United States 

  • Lilly Ledbetter Fair Pay Act of 2009
  • Age Discrimination Act of 1975
  • Age Discrimination in Employment Act of 1967
  • Americans with Disabilities Act of 1990
  • California Fair Employment and Housing Act
  • Civil Rights Act of 1871
  • Civil Rights Act of 1964
  • Civil Rights Act of 1968
  • Civil Rights Act of 1991
  • Employment Non-Discrimination Act
  • Equal Pay Act of 1963
  • Executive Order 11478
  • Executive Order 13166 – “Improving Access to Services for Persons with Limited English Proficiency”
  • Fair Employment Act of 1941
  • Family and Medical Leave Act of 1993 - enables qualified employees to take prolonged unpaid leave for family and health-related reasons without fear of losing their jobs. For private employers with 15 or more employers
  • Fourteenth Amendment to the United States Constitution
  • Genetic Information Nondiscrimination Act
  • Immigration and Nationality Services Act of 1965
  • Lloyd – La Follette Act (1912)
  • No-FEAR Act
  • Pregnancy Discrimination Act of 1978
  • Rehabilitation Act of 1973


Australia

  • Anti-Discrimination Act 1977 (NSW)
  • Australian Human Rights Commission Act 1986
  • Disability Discrimination Act 1992
  • Racial and Religious Tolerance Act 2001 (Victoria)
  • Racial Discrimination Act 1975
  • Sex Discrimination Act 1984

Canada

  • Canadian Charter of Rights and Freedoms
  • Canadian Employment Equity Act
  • Canadian Human Rights Act
  • Ontarians with Disabilities Act
  • Quebec Charter of Human Rights and Freedoms
  • European Union
  • Directive 76/207/EEC on the implementation of the principle of equal treatment for men and women as regards access to employment, vocational training and promotion, and working conditions
  • Directive 2000/43/EC on Anti-discrimination
  • Directive 2004/113/EC implementing the principle of equal treatment between men and women in the access to and supply of goods and services
  • Directive 2006/54/EC on the implementation of the principle of equal opportunities and equal treatment of men and women in matters of employment and occupation

France

  • Edict of Nantes 1598 

Germany

  • General Equal Treatment Act of 2006

Hong Kong

  • Disability Discrimination Ordinance
  • Family Status Discrimination Ordinance
  • Hong Kong Bill of Rights Ordinance
  • Race Discrimination Ordinance
  • Sex Discrimination Ordinance


International

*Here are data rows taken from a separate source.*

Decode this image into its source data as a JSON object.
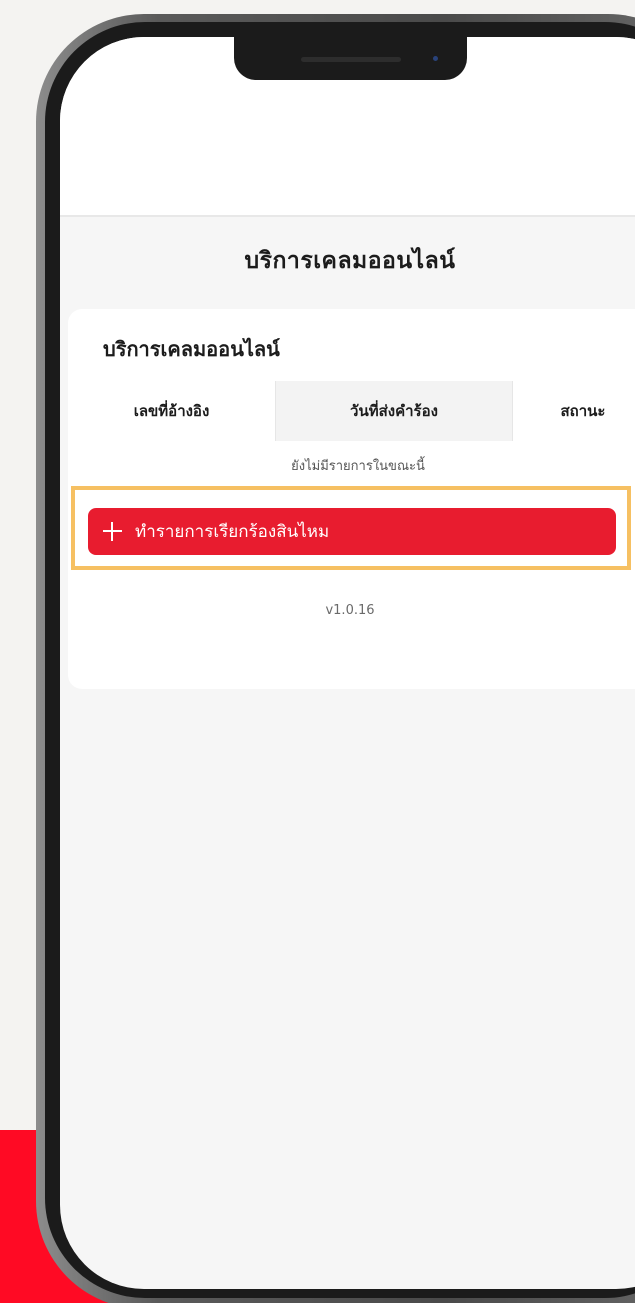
{
  "page": {
    "title": "บริการเคลมออนไลน์"
  },
  "card": {
    "title": "บริการเคลมออนไลน์",
    "columns": {
      "reference": "เลขที่อ้างอิง",
      "submitted_date": "วันที่ส่งคำร้อง",
      "status": "สถานะ"
    },
    "empty_message": "ยังไม่มีรายการในขณะนี้"
  },
  "actions": {
    "new_claim_label": "ทำรายการเรียกร้องสินไหม",
    "new_claim_icon": "plus-icon"
  },
  "footer": {
    "version": "v1.0.16"
  },
  "colors": {
    "primary": "#e81c2f",
    "highlight": "#f6c062",
    "accent": "#ff0a24"
  }
}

  • Equality of Treatment (Accident Compensation) Convention, 1925
  • Convention against Discrimination in Education, 1960
  • Equality of Treatment (Social Security) Convention, 1962
  • Convention concerning Migrations in Abusive Conditions and the Promotion of Equality of Opportunity and Treatment of Migrant Workers, 1975
  • Convention on the Elimination of All Forms of Discrimination Against Women, 1979
  • Convention on the Elimination of All Forms of Racial Discrimination, 1965
  • Convention on the Rights of Persons with Disabilities
  • Discrimination (Employment and Occupation) Convention, 1958
  • Equal Remuneration Convention, 1951
  • Protocol No. 12 to the European Convention on Human Rights, 2000

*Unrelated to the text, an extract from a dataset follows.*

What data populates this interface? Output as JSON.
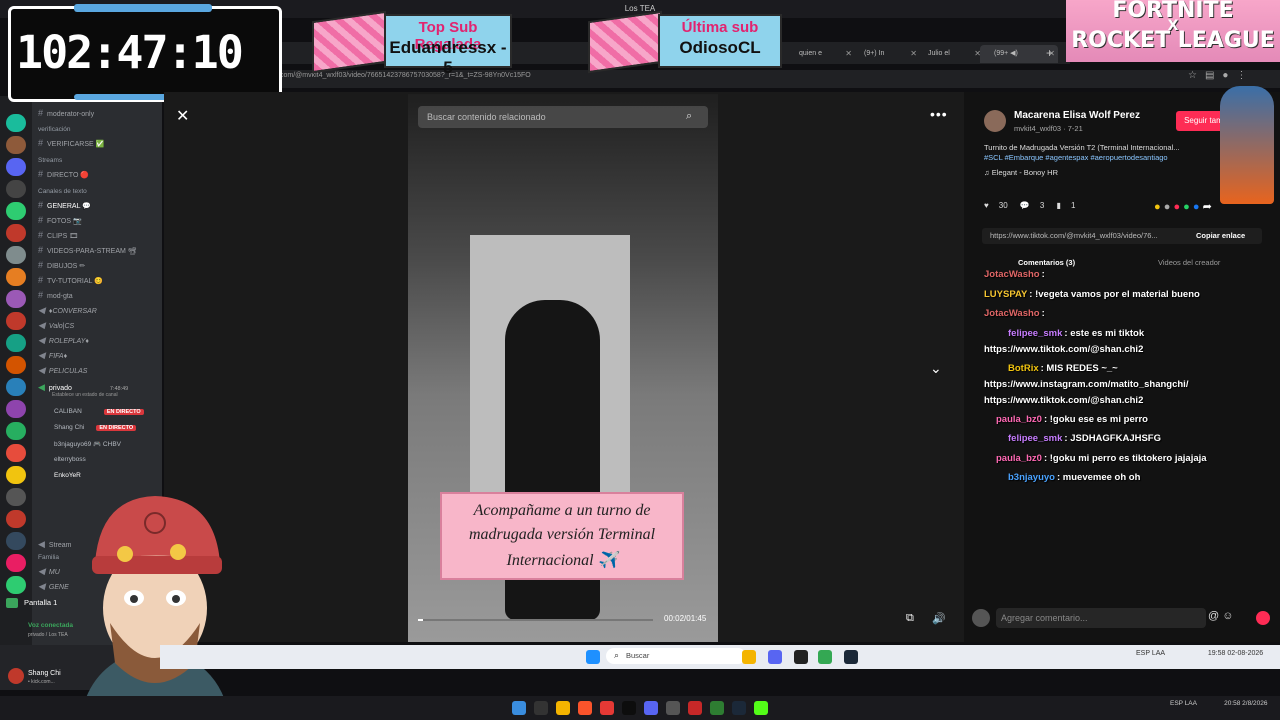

South Africa

  • Chapter 2 of the Constitution of South Africa
  • Employment Equity Act, 1998 [
  • Promotion of Equality and Prevention of Unfair Discrimination Act, 2000

United Kingdom

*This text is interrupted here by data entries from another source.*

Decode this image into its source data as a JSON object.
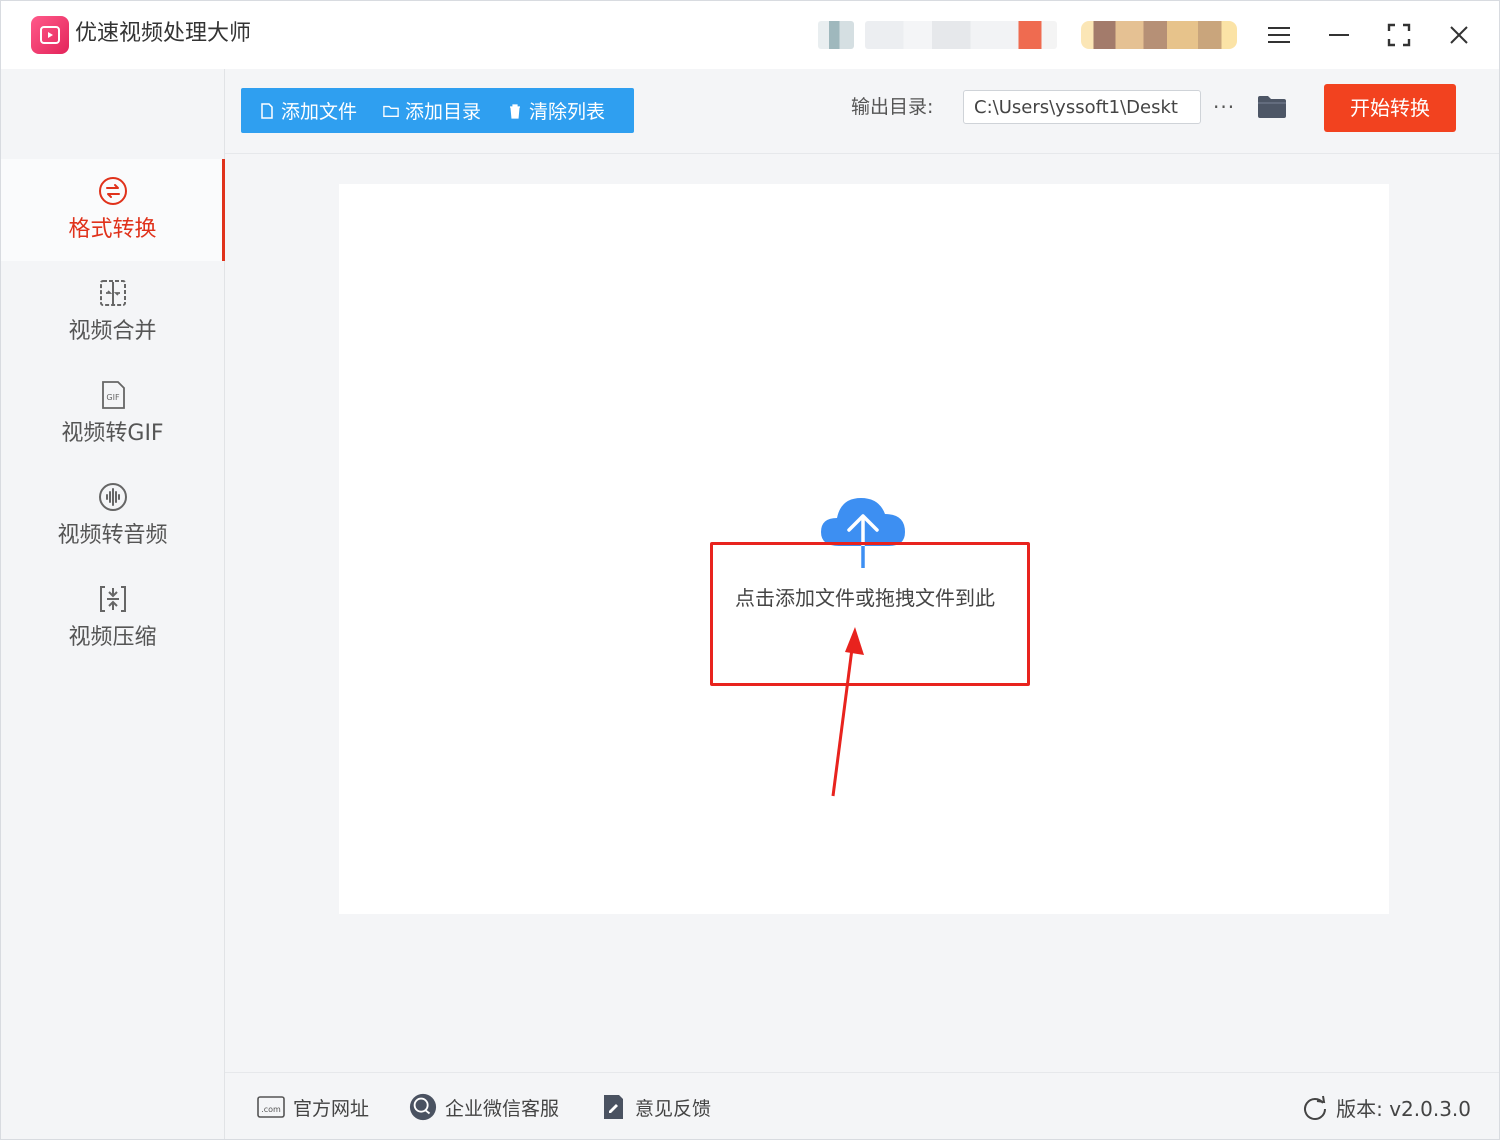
{
  "app": {
    "title": "优速视频处理大师"
  },
  "toolbar": {
    "add_file": "添加文件",
    "add_dir": "添加目录",
    "clear_list": "清除列表",
    "output_label": "输出目录:",
    "output_path": "C:\\Users\\yssoft1\\Deskt",
    "more": "···",
    "start": "开始转换"
  },
  "sidebar": {
    "items": [
      {
        "label": "格式转换",
        "icon": "convert-icon",
        "active": true
      },
      {
        "label": "视频合并",
        "icon": "merge-icon"
      },
      {
        "label": "视频转GIF",
        "icon": "gif-icon"
      },
      {
        "label": "视频转音频",
        "icon": "audio-icon"
      },
      {
        "label": "视频压缩",
        "icon": "compress-icon"
      }
    ]
  },
  "drop": {
    "hint": "点击添加文件或拖拽文件到此"
  },
  "footer": {
    "website": "官方网址",
    "wechat": "企业微信客服",
    "feedback": "意见反馈",
    "version": "版本: v2.0.3.0"
  },
  "colors": {
    "accent_blue": "#2f9ff0",
    "accent_red": "#f2421f",
    "active_red": "#e0321b",
    "annotation_red": "#e8231e"
  }
}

  • Disability Discrimination Act 1995
  • Disability Discrimination Act 2005
  • Equal Pay Act 1970
  • Equality Act 2006
  • Equality Act 2010
  • Race Relations Act 1965
  • Race Relations Act 1968 and Race Relations Act 1976 amended by the Race Relations Amendment Act 2000
  • Representation of the People Act 1918
  • Representation of the People (Equal Franchise) Act 1928
  • Sex Discrimination Act 1975, amended by the Sex Discrimination (Election Candidates) Act 2002
  • See also the Employment Equality Regulations covering sexual orientation, religion or belief and age.

Facts [+]

90 percent British firms have no women bosses

LONDON: Around 90 percent of Britain's top companies have no women bosses, according to a parliament report.

A parliament written answer obtained by former Treasury spokesman Matthew Oakeshott said there was no woman executive director in 310 of the top 350 companies in the country, The Sun reported.

Only 43 women are working in other senior roles.

Oakeshott, a Liberal Democrat member of the House of Lords, said: "Britain's big businesses are an old boys' club."
16 Jan, 2012, The Economic Times